Government slashes electric car grants

The government has agreed to honour the previous administration's £5,000 electric car subsidy, but it'll dramatically slash the number of these grants

Rory Reid

Bad news for electric car shoppers: the coalition government has agreed to honour the £5,000 electric car subsidy earmarked by the previous administration, but it'll dramatically slash the number of these grants until a review in January 2012.

The new government will commit just £43m of the original £230m promised, meaning tens of thousands of motorists could miss out. The number of grants honoured will fall to 8,600 -- well shy of the "minimum of 46,000" promised by the previous government.
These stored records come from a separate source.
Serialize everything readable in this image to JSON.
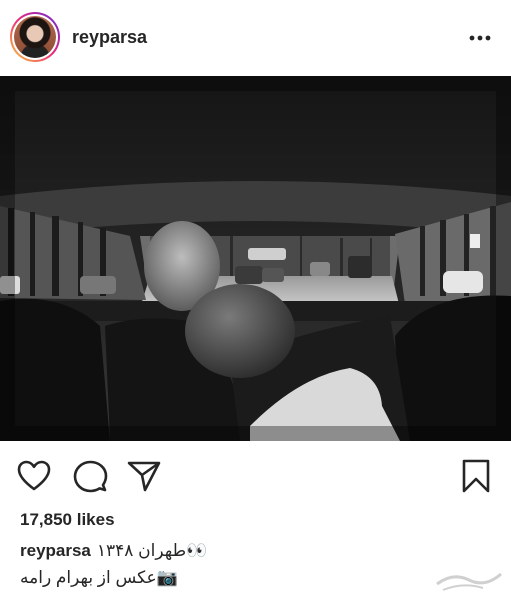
{
  "post": {
    "username": "reyparsa",
    "likes_text": "17,850 likes",
    "caption": {
      "username": "reyparsa",
      "line1": "👀طهران ۱۳۴۸",
      "line2": "📷عکس  از بهرام رامه"
    }
  },
  "icons": {
    "more": "more-options-icon",
    "like": "heart-icon",
    "comment": "comment-icon",
    "share": "share-icon",
    "save": "bookmark-icon"
  },
  "colors": {
    "text": "#262626",
    "background": "#ffffff",
    "photo": "#111111"
  }
}
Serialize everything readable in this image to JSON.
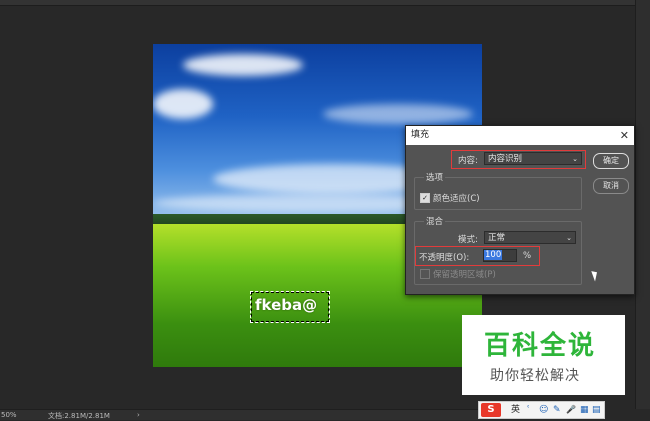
{
  "canvas": {
    "selection_text": "fkeba@"
  },
  "statusbar": {
    "zoom": "50%",
    "doc_info": "文档:2.81M/2.81M",
    "arrow": "›"
  },
  "fill_dialog": {
    "title": "填充",
    "close": "✕",
    "content_label": "内容:",
    "content_value": "内容识别",
    "ok_label": "确定",
    "cancel_label": "取消",
    "options_group": "选项",
    "color_adapt_label": "颜色适应(C)",
    "color_adapt_checked": true,
    "blending_group": "混合",
    "mode_label": "模式:",
    "mode_value": "正常",
    "opacity_label": "不透明度(O):",
    "opacity_value": "100",
    "opacity_unit": "%",
    "preserve_label": "保留透明区域(P)"
  },
  "watermark": {
    "title": "百科全说",
    "subtitle": "助你轻松解决"
  },
  "ime_toolbar": {
    "logo": "S",
    "lang": "英",
    "items": [
      "ʿ",
      "☺",
      "✎",
      "🎤",
      "▦",
      "▤"
    ]
  },
  "colors": {
    "accent_red": "#e23b3b",
    "selection_blue": "#3b79e0",
    "watermark_green": "#2eb53a"
  }
}
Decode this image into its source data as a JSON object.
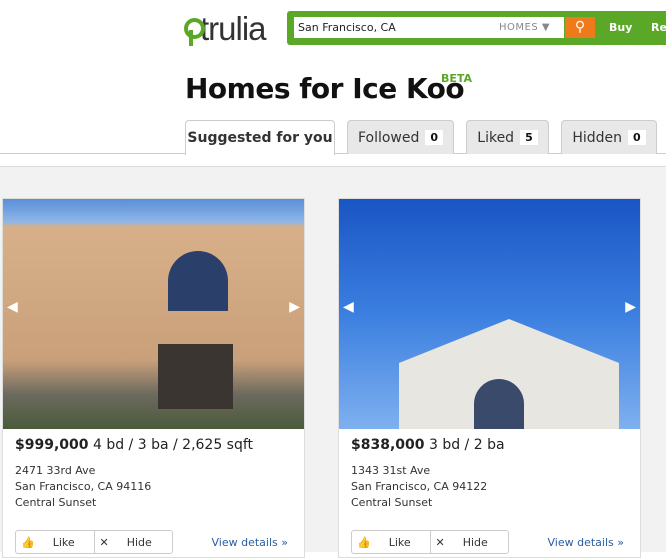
{
  "header": {
    "logo": "trulia",
    "search_value": "San Francisco, CA",
    "search_type": "HOMES ▼",
    "nav": [
      "Buy",
      "Re"
    ]
  },
  "page": {
    "title": "Homes for Ice Koo",
    "badge": "BETA"
  },
  "tabs": [
    {
      "label": "Suggested for you"
    },
    {
      "label": "Followed",
      "count": "0"
    },
    {
      "label": "Liked",
      "count": "5"
    },
    {
      "label": "Hidden",
      "count": "0"
    }
  ],
  "listings": [
    {
      "price": "$999,000",
      "details": "4 bd / 3 ba / 2,625 sqft",
      "street": "2471 33rd Ave",
      "city": "San Francisco, CA 94116",
      "neighborhood": "Central Sunset",
      "like": "Like",
      "hide": "Hide",
      "view": "View details »"
    },
    {
      "price": "$838,000",
      "details": "3 bd / 2 ba",
      "street": "1343 31st Ave",
      "city": "San Francisco, CA 94122",
      "neighborhood": "Central Sunset",
      "like": "Like",
      "hide": "Hide",
      "view": "View details »"
    }
  ],
  "colors": {
    "brand": "#5ba829",
    "search_button": "#ee7a1b",
    "link": "#2a5d9f"
  }
}
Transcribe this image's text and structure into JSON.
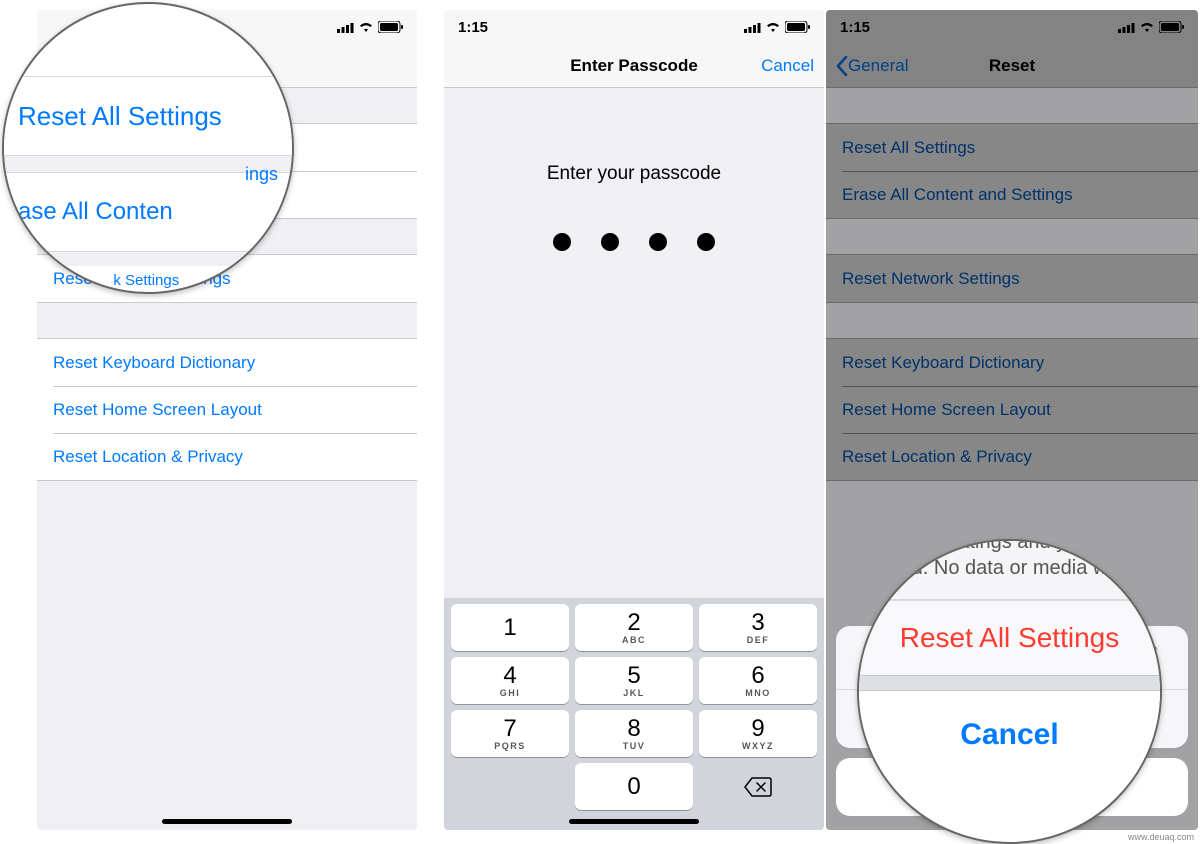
{
  "status": {
    "time": "1:15"
  },
  "screen1": {
    "title": "Reset",
    "back": "General",
    "reset_all": "Reset All Settings",
    "erase_all": "Erase All Content and Settings",
    "reset_network": "Reset Network Settings",
    "reset_keyboard": "Reset Keyboard Dictionary",
    "reset_home": "Reset Home Screen Layout",
    "reset_location": "Reset Location & Privacy"
  },
  "screen2": {
    "title": "Enter Passcode",
    "cancel": "Cancel",
    "prompt": "Enter your passcode",
    "keys": {
      "k1": {
        "n": "1",
        "l": ""
      },
      "k2": {
        "n": "2",
        "l": "ABC"
      },
      "k3": {
        "n": "3",
        "l": "DEF"
      },
      "k4": {
        "n": "4",
        "l": "GHI"
      },
      "k5": {
        "n": "5",
        "l": "JKL"
      },
      "k6": {
        "n": "6",
        "l": "MNO"
      },
      "k7": {
        "n": "7",
        "l": "PQRS"
      },
      "k8": {
        "n": "8",
        "l": "TUV"
      },
      "k9": {
        "n": "9",
        "l": "WXYZ"
      },
      "k0": {
        "n": "0",
        "l": ""
      }
    }
  },
  "screen3": {
    "title": "Reset",
    "back": "General",
    "sheet_msg": "This will reset all settings. No data or media will be deleted.",
    "sheet_action": "Reset All Settings",
    "sheet_cancel": "Cancel"
  },
  "magnifier1": {
    "reset_all": "Reset All Settings",
    "erase_all_partial": "ase All Conten",
    "network_partial": "Res                k Settings",
    "erase_trailing": "ings"
  },
  "magnifier2": {
    "msg_partial_1": "ettings and y",
    "msg_partial_2": "d. No data or media w",
    "action": "Reset All Settings",
    "cancel": "Cancel"
  },
  "watermark": "www.deuaq.com"
}
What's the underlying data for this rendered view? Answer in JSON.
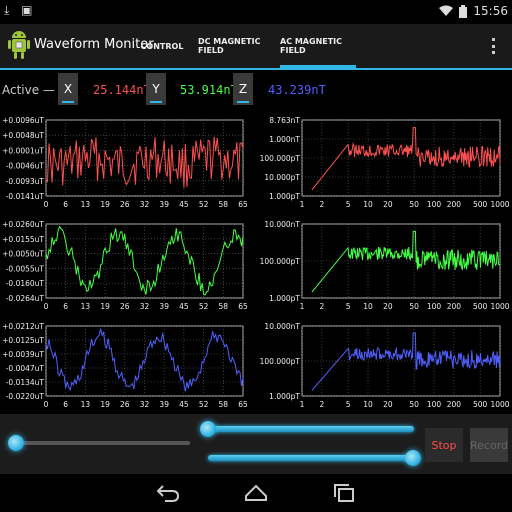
{
  "status_bar": {
    "clock": "15:56",
    "icons_left": [
      "download-icon",
      "image-icon"
    ],
    "icons_right": [
      "wifi-icon",
      "battery-icon"
    ]
  },
  "action_bar": {
    "title": "Waveform Monitor",
    "tabs": [
      {
        "label": "CONTROL",
        "selected": false
      },
      {
        "label": "DC MAGNETIC FIELD",
        "selected": false
      },
      {
        "label": "AC MAGNETIC FIELD",
        "selected": true
      }
    ],
    "overflow_icon": "overflow-menu-icon"
  },
  "channels": {
    "active_label": "Active —",
    "x": {
      "key": "X",
      "value": "25.144nT",
      "color": "#ff5050"
    },
    "y": {
      "key": "Y",
      "value": "53.914nT",
      "color": "#44ff44"
    },
    "z": {
      "key": "Z",
      "value": "43.239nT",
      "color": "#5060ff"
    }
  },
  "time_plots": {
    "x_ticks": [
      "0",
      "6",
      "13",
      "19",
      "26",
      "32",
      "39",
      "45",
      "52",
      "58",
      "65"
    ],
    "x": {
      "y_ticks": [
        "+0.0096uT",
        "+0.0048uT",
        "+0.0001uT",
        "-0.0046uT",
        "-0.0093uT",
        "-0.0141uT"
      ]
    },
    "y": {
      "y_ticks": [
        "+0.0260uT",
        "+0.0155uT",
        "+0.0050uT",
        "-0.0055uT",
        "-0.0160uT",
        "-0.0264uT"
      ]
    },
    "z": {
      "y_ticks": [
        "+0.0212uT",
        "+0.0125uT",
        "+0.0039uT",
        "-0.0047uT",
        "-0.0134uT",
        "-0.0220uT"
      ]
    }
  },
  "spectrum_plots": {
    "x_ticks": [
      "1",
      "2",
      "5",
      "10",
      "20",
      "50",
      "100",
      "200",
      "500",
      "1000"
    ],
    "x": {
      "y_ticks": [
        "8.763nT",
        "1.000nT",
        "100.000pT",
        "10.000pT",
        "1.000pT"
      ]
    },
    "y": {
      "y_ticks": [
        "10.000nT",
        "100.000pT",
        "1.000pT"
      ]
    },
    "z": {
      "y_ticks": [
        "10.000nT",
        "100.000pT",
        "1.000pT"
      ]
    }
  },
  "controls": {
    "stop_label": "Stop",
    "record_label": "Record",
    "left_slider_level": 0.0,
    "top_slider_level": 0.0,
    "bottom_slider_level": 1.0
  },
  "nav_bar": {
    "back": "back-icon",
    "home": "home-icon",
    "recents": "recents-icon"
  },
  "colors": {
    "accent": "#33b5e5",
    "grid": "#666666",
    "plot_bg": "#ffffff"
  }
}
Grants will be available from January 2011 -- just time for the launch of the Nissan Leaf. A full grant would cut the price of that car from £28,350 to £23,580. Only new-generation electric cars including the Leaf, Tesla Roadster and Mitsubishi i-MiEV will be eligible.

There's also uncertainty surrounding the previous government's 'plugged-in places' project, which promised thousands of new charging points to keep electric vehicles on the move. The government refused to be drawn on this, but said a decision on the financing and number of new charging points would be delayed until a full spending review in the autumn.

What do you think? Is £5,000 enough to persuade you to go electric? Is the £43m government pot too insignificant to persuade the masses to go green? Are electric cars even a viable method of mass transport?

Vent your spleen in the comments below, then go check out our list of the top 10 electric cars in the UK.